If you want to find a geek in a British shopping center and you don’t fancy braving Games Workshop, one of your best options is Maplin. It’s a specialist electronic products and components store that is roughly equivalent to Radio Shack.
Maplin is celebrating its 40th anniversary this year and has marked the occasion in its latest catalog with a series of product listings from past catalogs, many of which look a little odd or unlikely in hindsight, though some were definitely trendsetters. They include the following, listed at their original prices and not adjusted for inflation. The prices don’t include VAT (a sales tax), which was 15 percent for most of the years covered here.
VHS Video Alarm (1994, £22.95, equivalent to approximately US$35)
This was a motion-sensitive alarm hidden inside the casing of a fake VHS cassette. The idea was that you put it in or on top of your VHS player, meaning that it only protected one specific item from thieves. It’s hard now to imagine that VHS players once offered the perfect value-to-portability ratio for a thief, particularly now that some British supermarkets have been known to sell DVD players for less than some DVD movies. As with many vintage Maplins products, you could save money by buying and assembling it from a components kit.
Hard Disk Drives (1994)
These were in the “current industry standard” IDE format with manufacturers including Seagate, Connor, Western Digital and Micropolis. Models ranged from 43 megabytes (£93.61, $145) right up to 670 megabytes, right around the capacity of a CD-R (£800, $1,240.)
ZX81 Hi-Res Graphics Module (1988, £29.95, $46)
The computer had been out for several years and surpassed by numerous more powerful alternatives at this point, but the graphics add-on was designed to give it a bit more life. It allowed you to draw your own graphics at up to a 256 x 192 pixel resolution, albeit in black and white only. The possibilities were not quite endless according to the catalog: “draw lines, circles and triangles, and produce fillings and textures.”
Morse Code Key (1982, £1.57/£4.57, $2.43/$7.09)
This came in beginner and professional editions, the latter having a cast metal base, fine adjustment tool and over ride switch.
Quadrophonic Synthesizer (1979, £17.35, $26.92)
This device — with the glorious brand name of the Brazennose Quodaptor — was a pre-Dolby Surround way of simulating surround sound audio using your existing hi-fi and an extra couple of speakers.
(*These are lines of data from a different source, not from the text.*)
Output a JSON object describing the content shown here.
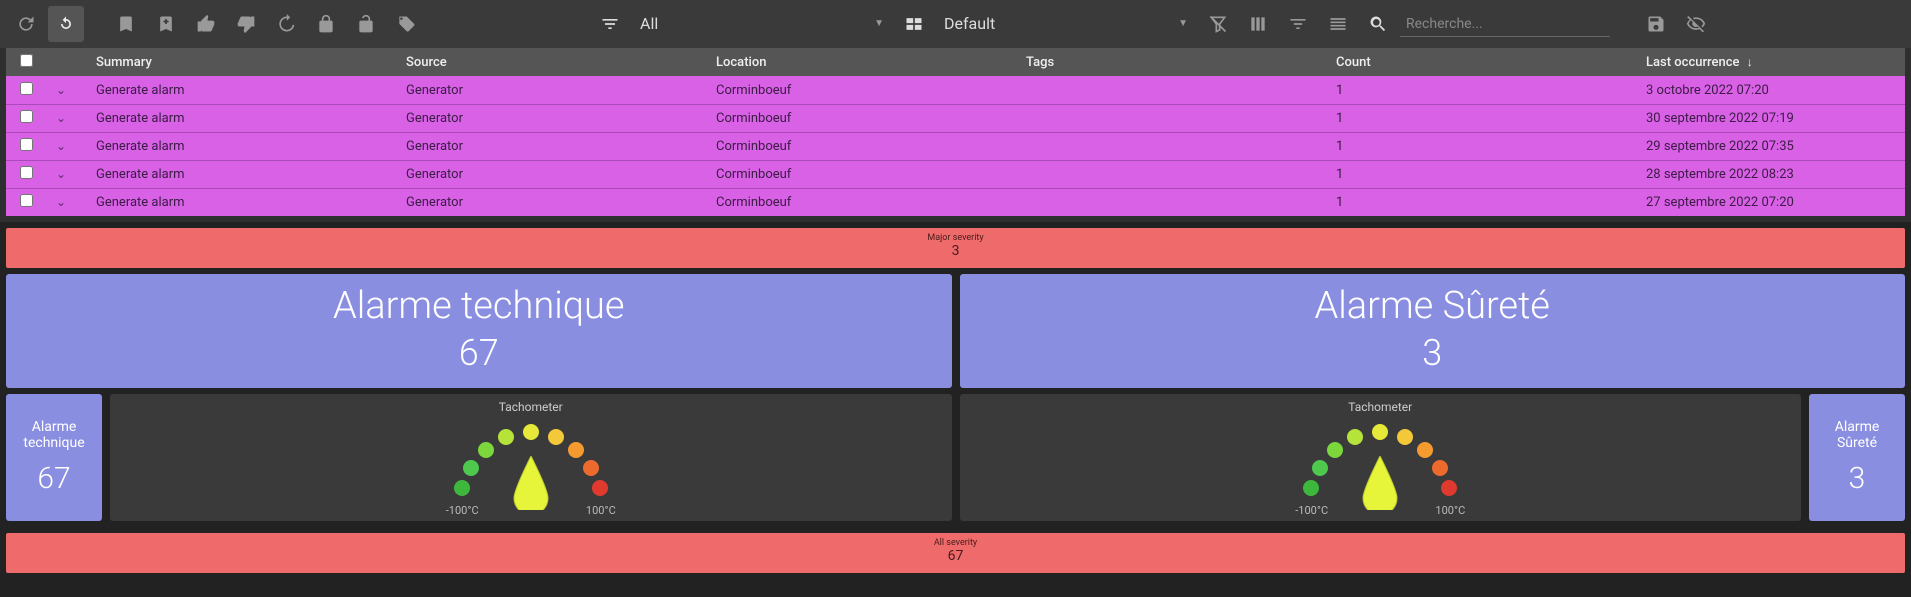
{
  "toolbar": {
    "filter_label": "All",
    "view_label": "Default",
    "search_placeholder": "Recherche..."
  },
  "columns": {
    "summary": "Summary",
    "source": "Source",
    "location": "Location",
    "tags": "Tags",
    "count": "Count",
    "last": "Last occurrence"
  },
  "rows": [
    {
      "summary": "Generate alarm",
      "source": "Generator",
      "location": "Corminboeuf",
      "tags": "",
      "count": "1",
      "last": "3 octobre 2022 07:20"
    },
    {
      "summary": "Generate alarm",
      "source": "Generator",
      "location": "Corminboeuf",
      "tags": "",
      "count": "1",
      "last": "30 septembre 2022 07:19"
    },
    {
      "summary": "Generate alarm",
      "source": "Generator",
      "location": "Corminboeuf",
      "tags": "",
      "count": "1",
      "last": "29 septembre 2022 07:35"
    },
    {
      "summary": "Generate alarm",
      "source": "Generator",
      "location": "Corminboeuf",
      "tags": "",
      "count": "1",
      "last": "28 septembre 2022 08:23"
    },
    {
      "summary": "Generate alarm",
      "source": "Generator",
      "location": "Corminboeuf",
      "tags": "",
      "count": "1",
      "last": "27 septembre 2022 07:20"
    }
  ],
  "severity_top": {
    "label": "Major severity",
    "value": "3"
  },
  "cards": [
    {
      "title": "Alarme technique",
      "value": "67"
    },
    {
      "title": "Alarme Sûreté",
      "value": "3"
    }
  ],
  "mini_left": {
    "title": "Alarme technique",
    "value": "67"
  },
  "mini_right": {
    "title": "Alarme Sûreté",
    "value": "3"
  },
  "tacho": {
    "title": "Tachometer",
    "min_label": "-100°C",
    "max_label": "100°C"
  },
  "severity_bottom": {
    "label": "All severity",
    "value": "67"
  },
  "chart_data": [
    {
      "type": "gauge",
      "title": "Tachometer",
      "min": -100,
      "max": 100,
      "unit": "°C",
      "value": 0
    },
    {
      "type": "gauge",
      "title": "Tachometer",
      "min": -100,
      "max": 100,
      "unit": "°C",
      "value": 0
    }
  ]
}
In effect, it was the forerunner of the Dolby Pro Logic 2 component of modern A/V receivers, so at the equivalent of about $80 at today’s prices you can see why some people might have gone for it.
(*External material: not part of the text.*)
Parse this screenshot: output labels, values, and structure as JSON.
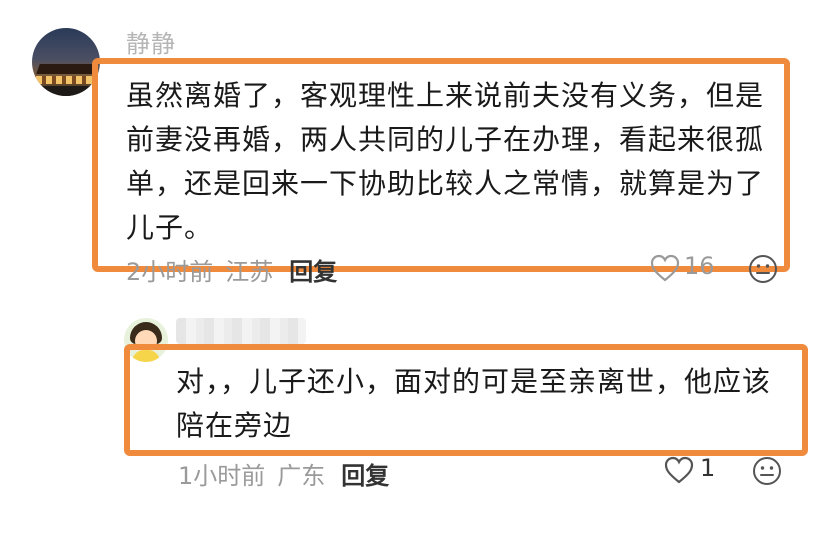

Hero Jr Robot (1986, £499 kit/£749 assembled, $775/$1,160)
With 32K ROM and an optional 16K of ROM or RAM, this was ideal for people who wanted to recreate the parts of Rocky IV that even Stallone fans can’t defend. It doesn’t really seem that Hero did much apart from move about and recite pre-programmed songs and poems, though for an extra £120 you could buy an infra-red motion detector.
Fiber Optic Table (1979, £123.38 small/£147.00 large, $191/228)
This isn’t any more exciting than it sounds: it’s a glass-topped table filled with whirls of fiber optic cables that make up a changing “swirling” color effect. That said, the manufacturers deserve credit for coming up with the creative selling point that you could unscrew the legs and hang it as a piece of wall art.
MAPSAT Weather Satellite Receiving System (1990, £58.95, $91)
Yep, all you needed to do was find a way to get the antenna in the right position (the 2012 catalog notes a broom handle and sticky tape was one option) and you could pick up signals from US and Russian weather satellites and output the images to a BBC B or Amstrad computer or even copy to video tape to watch on television.
Nickel Cadmium Battery Charger (1980, £7.85, $12.18 not including battery)
The basic concept hasn’t changed over the years, but efficiency certainly has. In the worst example, using this to charge a D cell (“flashlight”) battery took 45 hours of charging to get 28 minutes of use.
Peritelevision A/V Interface Cable (1992, £7.95, $12.34)
The name of this then-now product isn’t familiar today, but this is what is better known as a SCART lead and was — until the emergence of HDMI — the most common all-in-one connector in Europe, if not as popular elsewhere. It has 21 pins and allows you to carry composite, component, S-Video and stereo audio signals over a single cable with a standard connector, heavily reducing cabling headaches.
Light Emitting Diode (1973, 44p, 68c)
This was one of the flagship products in the first ever Maplin catalog (and, ironically, on our shopping list on our last visit to the store.) It was available only in red and white: as we covered on the 50th birthday of the LED, it took many years to figure out how to produce the increasingly higher wavelengths for each new color.